The larger wing of the house is younger and was added about 20 years after the first wing was built, c. 1791. One reason the two doors are opposite each other in the kitchen wing is so a horse hauling a huge log could be led thru the room and out the other side; the log would then be rolled into the fireplace. In addition, the doors would provide ventilation in the summer. The construction of this earlier side is brick nogging which was used as a form of insulation, not as protection from Indians, as several local legends state.
Further research is being undertaken about the construction of the house as well as a history of its owners. The house is home to the Society's fine collection of 18th century kitchen ware and furnishings. The sitting room of the house is furnished through a loan of Delaware State Museums.
Rabbit's Ferry is a small, unincorporated hamlet southwest of Lewes, with several homes and a community center. The origin of the name possibly comes from the following story: Many years ago, a school was being built in the area by residents of the community. While the building was going up, the wives came to bring food for dinner.
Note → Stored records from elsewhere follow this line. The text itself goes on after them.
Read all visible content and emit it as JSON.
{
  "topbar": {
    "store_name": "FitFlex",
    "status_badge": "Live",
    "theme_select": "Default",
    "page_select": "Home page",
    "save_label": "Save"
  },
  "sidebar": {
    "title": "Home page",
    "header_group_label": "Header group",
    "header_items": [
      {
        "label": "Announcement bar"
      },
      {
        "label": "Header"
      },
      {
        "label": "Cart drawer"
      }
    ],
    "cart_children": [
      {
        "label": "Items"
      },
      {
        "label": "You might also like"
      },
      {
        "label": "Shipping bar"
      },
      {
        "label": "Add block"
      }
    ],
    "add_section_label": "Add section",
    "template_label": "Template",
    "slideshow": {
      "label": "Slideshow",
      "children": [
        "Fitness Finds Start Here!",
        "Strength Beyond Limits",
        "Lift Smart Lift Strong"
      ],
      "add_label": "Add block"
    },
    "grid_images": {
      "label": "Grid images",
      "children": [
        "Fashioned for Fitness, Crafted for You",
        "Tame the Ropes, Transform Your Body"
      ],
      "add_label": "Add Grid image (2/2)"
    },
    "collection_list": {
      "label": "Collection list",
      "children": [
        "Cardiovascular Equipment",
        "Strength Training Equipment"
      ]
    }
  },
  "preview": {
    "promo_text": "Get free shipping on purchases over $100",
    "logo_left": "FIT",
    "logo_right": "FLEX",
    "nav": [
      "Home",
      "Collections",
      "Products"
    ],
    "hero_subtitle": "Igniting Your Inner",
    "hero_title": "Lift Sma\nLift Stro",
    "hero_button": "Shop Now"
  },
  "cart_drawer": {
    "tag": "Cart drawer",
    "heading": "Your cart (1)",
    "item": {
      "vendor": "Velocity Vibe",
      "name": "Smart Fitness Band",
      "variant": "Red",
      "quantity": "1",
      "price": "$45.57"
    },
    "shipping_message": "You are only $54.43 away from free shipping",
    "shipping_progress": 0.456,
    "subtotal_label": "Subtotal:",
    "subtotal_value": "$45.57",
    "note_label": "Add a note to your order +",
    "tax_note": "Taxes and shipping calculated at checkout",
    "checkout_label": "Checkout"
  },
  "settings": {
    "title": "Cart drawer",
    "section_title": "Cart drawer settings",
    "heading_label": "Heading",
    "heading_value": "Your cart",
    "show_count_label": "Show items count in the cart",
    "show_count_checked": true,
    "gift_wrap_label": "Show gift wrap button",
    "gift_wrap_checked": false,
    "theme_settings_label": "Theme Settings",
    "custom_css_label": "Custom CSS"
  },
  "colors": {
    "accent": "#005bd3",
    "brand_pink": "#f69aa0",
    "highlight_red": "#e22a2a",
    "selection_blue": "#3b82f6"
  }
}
They spread a cloth outside on the ground for a picnic dinner and while they were eating, a rabbit ran out of the nearby woods - straight across the picnic meal. It caused much confusion and laughter and they said the rabbit had ferried across their picnic. Hence the name. Another story says that a rabbit was seen crossing the nearby stream by means of a log.